● WHAT TO PRODUCE
Word for word, print all of the entries below.

● EXERCISE INPUTS
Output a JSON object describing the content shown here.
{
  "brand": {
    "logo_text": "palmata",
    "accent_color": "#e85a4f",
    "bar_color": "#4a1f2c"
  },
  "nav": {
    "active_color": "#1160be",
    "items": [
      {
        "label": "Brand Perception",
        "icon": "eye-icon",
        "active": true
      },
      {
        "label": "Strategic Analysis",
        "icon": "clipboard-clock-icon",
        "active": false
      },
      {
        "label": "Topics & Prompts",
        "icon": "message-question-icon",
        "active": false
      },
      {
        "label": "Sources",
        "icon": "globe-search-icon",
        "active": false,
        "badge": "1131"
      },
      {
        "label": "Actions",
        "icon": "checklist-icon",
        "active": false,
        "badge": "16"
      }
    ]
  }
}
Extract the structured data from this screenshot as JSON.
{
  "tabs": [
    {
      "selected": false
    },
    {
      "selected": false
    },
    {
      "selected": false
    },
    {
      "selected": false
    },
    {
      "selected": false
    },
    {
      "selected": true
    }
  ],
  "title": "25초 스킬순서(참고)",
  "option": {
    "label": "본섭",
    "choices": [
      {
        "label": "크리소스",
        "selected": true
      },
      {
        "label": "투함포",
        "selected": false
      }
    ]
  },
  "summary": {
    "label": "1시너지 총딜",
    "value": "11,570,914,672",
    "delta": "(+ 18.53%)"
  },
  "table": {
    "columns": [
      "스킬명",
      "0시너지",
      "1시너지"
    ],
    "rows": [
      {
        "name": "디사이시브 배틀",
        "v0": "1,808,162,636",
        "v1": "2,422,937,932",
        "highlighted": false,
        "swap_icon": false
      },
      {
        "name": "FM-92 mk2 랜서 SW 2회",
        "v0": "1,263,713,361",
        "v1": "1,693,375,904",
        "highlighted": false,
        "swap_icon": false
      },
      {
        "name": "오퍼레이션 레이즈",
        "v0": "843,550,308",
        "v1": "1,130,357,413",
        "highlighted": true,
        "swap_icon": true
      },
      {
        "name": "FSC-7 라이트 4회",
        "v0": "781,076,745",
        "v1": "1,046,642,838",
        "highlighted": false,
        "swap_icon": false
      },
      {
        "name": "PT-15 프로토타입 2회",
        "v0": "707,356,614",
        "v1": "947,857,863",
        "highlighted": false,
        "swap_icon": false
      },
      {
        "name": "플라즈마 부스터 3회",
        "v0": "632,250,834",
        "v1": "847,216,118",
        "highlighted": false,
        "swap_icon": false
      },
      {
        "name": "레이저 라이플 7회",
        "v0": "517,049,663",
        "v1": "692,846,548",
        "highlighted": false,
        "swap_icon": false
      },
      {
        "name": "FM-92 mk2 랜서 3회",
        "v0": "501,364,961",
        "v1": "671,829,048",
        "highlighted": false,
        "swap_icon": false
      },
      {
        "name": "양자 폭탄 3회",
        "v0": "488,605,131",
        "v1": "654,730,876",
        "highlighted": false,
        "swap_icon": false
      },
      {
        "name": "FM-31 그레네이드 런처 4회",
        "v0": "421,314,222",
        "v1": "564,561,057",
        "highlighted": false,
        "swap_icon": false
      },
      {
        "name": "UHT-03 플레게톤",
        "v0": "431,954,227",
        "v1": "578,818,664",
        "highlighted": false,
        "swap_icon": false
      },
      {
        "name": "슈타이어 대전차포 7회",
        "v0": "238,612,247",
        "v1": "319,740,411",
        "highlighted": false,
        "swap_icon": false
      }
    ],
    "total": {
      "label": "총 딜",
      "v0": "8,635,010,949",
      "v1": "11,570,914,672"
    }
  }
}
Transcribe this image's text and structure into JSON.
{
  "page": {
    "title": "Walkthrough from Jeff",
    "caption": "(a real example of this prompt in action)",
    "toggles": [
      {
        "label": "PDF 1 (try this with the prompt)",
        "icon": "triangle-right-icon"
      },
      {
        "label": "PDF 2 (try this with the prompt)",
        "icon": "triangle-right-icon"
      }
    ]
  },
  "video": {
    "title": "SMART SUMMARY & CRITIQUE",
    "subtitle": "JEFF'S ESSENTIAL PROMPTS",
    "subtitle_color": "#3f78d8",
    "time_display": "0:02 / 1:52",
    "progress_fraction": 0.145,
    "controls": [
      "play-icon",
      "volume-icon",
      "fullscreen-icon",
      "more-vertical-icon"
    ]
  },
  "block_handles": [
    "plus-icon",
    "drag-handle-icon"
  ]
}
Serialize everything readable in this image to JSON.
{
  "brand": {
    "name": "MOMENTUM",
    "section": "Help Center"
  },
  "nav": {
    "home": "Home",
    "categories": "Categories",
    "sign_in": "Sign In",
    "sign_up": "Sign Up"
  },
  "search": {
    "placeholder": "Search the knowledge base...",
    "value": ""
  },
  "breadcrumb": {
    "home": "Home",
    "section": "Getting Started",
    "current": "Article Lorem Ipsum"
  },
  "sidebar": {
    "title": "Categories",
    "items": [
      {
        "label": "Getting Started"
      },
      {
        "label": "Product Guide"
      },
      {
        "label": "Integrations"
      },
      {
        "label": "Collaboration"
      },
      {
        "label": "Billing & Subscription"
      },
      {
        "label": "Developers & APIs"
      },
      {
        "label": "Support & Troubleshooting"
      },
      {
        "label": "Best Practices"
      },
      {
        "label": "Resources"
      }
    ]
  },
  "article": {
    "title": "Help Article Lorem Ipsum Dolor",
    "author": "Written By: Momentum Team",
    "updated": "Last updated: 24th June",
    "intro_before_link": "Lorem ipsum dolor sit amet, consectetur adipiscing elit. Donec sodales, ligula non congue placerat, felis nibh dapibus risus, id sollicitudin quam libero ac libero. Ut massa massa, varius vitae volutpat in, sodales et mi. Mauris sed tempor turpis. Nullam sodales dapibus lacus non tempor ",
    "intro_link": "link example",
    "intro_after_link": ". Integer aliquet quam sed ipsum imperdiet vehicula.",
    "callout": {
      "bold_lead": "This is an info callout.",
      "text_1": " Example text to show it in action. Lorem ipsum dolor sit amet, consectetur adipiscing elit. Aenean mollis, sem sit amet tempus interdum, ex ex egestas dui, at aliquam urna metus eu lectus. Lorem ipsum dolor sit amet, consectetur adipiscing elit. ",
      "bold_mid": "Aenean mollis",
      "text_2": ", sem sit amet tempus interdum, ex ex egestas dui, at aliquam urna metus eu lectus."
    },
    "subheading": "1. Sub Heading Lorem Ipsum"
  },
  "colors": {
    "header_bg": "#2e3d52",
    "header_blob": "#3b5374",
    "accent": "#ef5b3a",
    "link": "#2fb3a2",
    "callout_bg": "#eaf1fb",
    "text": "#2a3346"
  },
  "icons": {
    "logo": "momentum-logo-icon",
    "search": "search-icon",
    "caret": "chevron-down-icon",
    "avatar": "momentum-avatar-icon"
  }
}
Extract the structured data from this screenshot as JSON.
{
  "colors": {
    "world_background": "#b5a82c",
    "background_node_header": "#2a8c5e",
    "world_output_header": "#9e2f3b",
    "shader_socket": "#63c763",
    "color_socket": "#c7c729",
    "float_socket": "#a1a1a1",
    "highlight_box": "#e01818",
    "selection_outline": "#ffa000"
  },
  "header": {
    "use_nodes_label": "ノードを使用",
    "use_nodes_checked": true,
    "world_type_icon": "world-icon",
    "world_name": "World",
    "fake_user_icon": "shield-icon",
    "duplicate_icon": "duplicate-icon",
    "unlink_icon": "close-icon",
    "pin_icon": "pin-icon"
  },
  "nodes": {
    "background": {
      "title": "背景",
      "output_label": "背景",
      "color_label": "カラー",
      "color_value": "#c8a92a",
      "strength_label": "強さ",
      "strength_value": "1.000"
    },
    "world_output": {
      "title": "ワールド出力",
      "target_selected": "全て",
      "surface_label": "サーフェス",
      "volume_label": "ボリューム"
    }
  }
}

● FINISHED TASK
Output a JSON object describing the content shown here.
{
  "brand": {
    "logo_text": "palmata",
    "accent_color": "#e85a4f",
    "bar_color": "#4a1f2c"
  },
  "nav": {
    "active_color": "#1160be",
    "items": [
      {
        "label": "Brand Perception",
        "icon": "eye-icon",
        "active": true
      },
      {
        "label": "Strategic Analysis",
        "icon": "clipboard-clock-icon",
        "active": false
      },
      {
        "label": "Topics & Prompts",
        "icon": "message-question-icon",
        "active": false
      },
      {
        "label": "Sources",
        "icon": "globe-search-icon",
        "active": false,
        "badge": "1131"
      },
      {
        "label": "Actions",
        "icon": "checklist-icon",
        "active": false,
        "badge": "16"
      }
    ]
  }
}
Extract the structured data from this screenshot as JSON.
{
  "tabs": [
    {
      "selected": false
    },
    {
      "selected": false
    },
    {
      "selected": false
    },
    {
      "selected": false
    },
    {
      "selected": false
    },
    {
      "selected": true
    }
  ],
  "title": "25초 스킬순서(참고)",
  "option": {
    "label": "본섭",
    "choices": [
      {
        "label": "크리소스",
        "selected": true
      },
      {
        "label": "투함포",
        "selected": false
      }
    ]
  },
  "summary": {
    "label": "1시너지 총딜",
    "value": "11,570,914,672",
    "delta": "(+ 18.53%)"
  },
  "table": {
    "columns": [
      "스킬명",
      "0시너지",
      "1시너지"
    ],
    "rows": [
      {
        "name": "디사이시브 배틀",
        "v0": "1,808,162,636",
        "v1": "2,422,937,932",
        "highlighted": false,
        "swap_icon": false
      },
      {
        "name": "FM-92 mk2 랜서 SW 2회",
        "v0": "1,263,713,361",
        "v1": "1,693,375,904",
        "highlighted": false,
        "swap_icon": false
      },
      {
        "name": "오퍼레이션 레이즈",
        "v0": "843,550,308",
        "v1": "1,130,357,413",
        "highlighted": true,
        "swap_icon": true
      },
      {
        "name": "FSC-7 라이트 4회",
        "v0": "781,076,745",
        "v1": "1,046,642,838",
        "highlighted": false,
        "swap_icon": false
      },
      {
        "name": "PT-15 프로토타입 2회",
        "v0": "707,356,614",
        "v1": "947,857,863",
        "highlighted": false,
        "swap_icon": false
      },
      {
        "name": "플라즈마 부스터 3회",
        "v0": "632,250,834",
        "v1": "847,216,118",
        "highlighted": false,
        "swap_icon": false
      },
      {
        "name": "레이저 라이플 7회",
        "v0": "517,049,663",
        "v1": "692,846,548",
        "highlighted": false,
        "swap_icon": false
      },
      {
        "name": "FM-92 mk2 랜서 3회",
        "v0": "501,364,961",
        "v1": "671,829,048",
        "highlighted": false,
        "swap_icon": false
      },
      {
        "name": "양자 폭탄 3회",
        "v0": "488,605,131",
        "v1": "654,730,876",
        "highlighted": false,
        "swap_icon": false
      },
      {
        "name": "FM-31 그레네이드 런처 4회",
        "v0": "421,314,222",
        "v1": "564,561,057",
        "highlighted": false,
        "swap_icon": false
      },
      {
        "name": "UHT-03 플레게톤",
        "v0": "431,954,227",
        "v1": "578,818,664",
        "highlighted": false,
        "swap_icon": false
      },
      {
        "name": "슈타이어 대전차포 7회",
        "v0": "238,612,247",
        "v1": "319,740,411",
        "highlighted": false,
        "swap_icon": false
      }
    ],
    "total": {
      "label": "총 딜",
      "v0": "8,635,010,949",
      "v1": "11,570,914,672"
    }
  }
}
Transcribe this image's text and structure into JSON.
{
  "page": {
    "title": "Walkthrough from Jeff",
    "caption": "(a real example of this prompt in action)",
    "toggles": [
      {
        "label": "PDF 1 (try this with the prompt)",
        "icon": "triangle-right-icon"
      },
      {
        "label": "PDF 2 (try this with the prompt)",
        "icon": "triangle-right-icon"
      }
    ]
  },
  "video": {
    "title": "SMART SUMMARY & CRITIQUE",
    "subtitle": "JEFF'S ESSENTIAL PROMPTS",
    "subtitle_color": "#3f78d8",
    "time_display": "0:02 / 1:52",
    "progress_fraction": 0.145,
    "controls": [
      "play-icon",
      "volume-icon",
      "fullscreen-icon",
      "more-vertical-icon"
    ]
  },
  "block_handles": [
    "plus-icon",
    "drag-handle-icon"
  ]
}
Serialize everything readable in this image to JSON.
{
  "brand": {
    "name": "MOMENTUM",
    "section": "Help Center"
  },
  "nav": {
    "home": "Home",
    "categories": "Categories",
    "sign_in": "Sign In",
    "sign_up": "Sign Up"
  },
  "search": {
    "placeholder": "Search the knowledge base...",
    "value": ""
  },
  "breadcrumb": {
    "home": "Home",
    "section": "Getting Started",
    "current": "Article Lorem Ipsum"
  },
  "sidebar": {
    "title": "Categories",
    "items": [
      {
        "label": "Getting Started"
      },
      {
        "label": "Product Guide"
      },
      {
        "label": "Integrations"
      },
      {
        "label": "Collaboration"
      },
      {
        "label": "Billing & Subscription"
      },
      {
        "label": "Developers & APIs"
      },
      {
        "label": "Support & Troubleshooting"
      },
      {
        "label": "Best Practices"
      },
      {
        "label": "Resources"
      }
    ]
  },
  "article": {
    "title": "Help Article Lorem Ipsum Dolor",
    "author": "Written By: Momentum Team",
    "updated": "Last updated: 24th June",
    "intro_before_link": "Lorem ipsum dolor sit amet, consectetur adipiscing elit. Donec sodales, ligula non congue placerat, felis nibh dapibus risus, id sollicitudin quam libero ac libero. Ut massa massa, varius vitae volutpat in, sodales et mi. Mauris sed tempor turpis. Nullam sodales dapibus lacus non tempor ",
    "intro_link": "link example",
    "intro_after_link": ". Integer aliquet quam sed ipsum imperdiet vehicula.",
    "callout": {
      "bold_lead": "This is an info callout.",
      "text_1": " Example text to show it in action. Lorem ipsum dolor sit amet, consectetur adipiscing elit. Aenean mollis, sem sit amet tempus interdum, ex ex egestas dui, at aliquam urna metus eu lectus. Lorem ipsum dolor sit amet, consectetur adipiscing elit. ",
      "bold_mid": "Aenean mollis",
      "text_2": ", sem sit amet tempus interdum, ex ex egestas dui, at aliquam urna metus eu lectus."
    },
    "subheading": "1. Sub Heading Lorem Ipsum"
  },
  "colors": {
    "header_bg": "#2e3d52",
    "header_blob": "#3b5374",
    "accent": "#ef5b3a",
    "link": "#2fb3a2",
    "callout_bg": "#eaf1fb",
    "text": "#2a3346"
  },
  "icons": {
    "logo": "momentum-logo-icon",
    "search": "search-icon",
    "caret": "chevron-down-icon",
    "avatar": "momentum-avatar-icon"
  }
}
Extract the structured data from this screenshot as JSON.
{
  "colors": {
    "world_background": "#b5a82c",
    "background_node_header": "#2a8c5e",
    "world_output_header": "#9e2f3b",
    "shader_socket": "#63c763",
    "color_socket": "#c7c729",
    "float_socket": "#a1a1a1",
    "highlight_box": "#e01818",
    "selection_outline": "#ffa000"
  },
  "header": {
    "use_nodes_label": "ノードを使用",
    "use_nodes_checked": true,
    "world_type_icon": "world-icon",
    "world_name": "World",
    "fake_user_icon": "shield-icon",
    "duplicate_icon": "duplicate-icon",
    "unlink_icon": "close-icon",
    "pin_icon": "pin-icon"
  },
  "nodes": {
    "background": {
      "title": "背景",
      "output_label": "背景",
      "color_label": "カラー",
      "color_value": "#c8a92a",
      "strength_label": "強さ",
      "strength_value": "1.000"
    },
    "world_output": {
      "title": "ワールド出力",
      "target_selected": "全て",
      "surface_label": "サーフェス",
      "volume_label": "ボリューム"
    }
  }
}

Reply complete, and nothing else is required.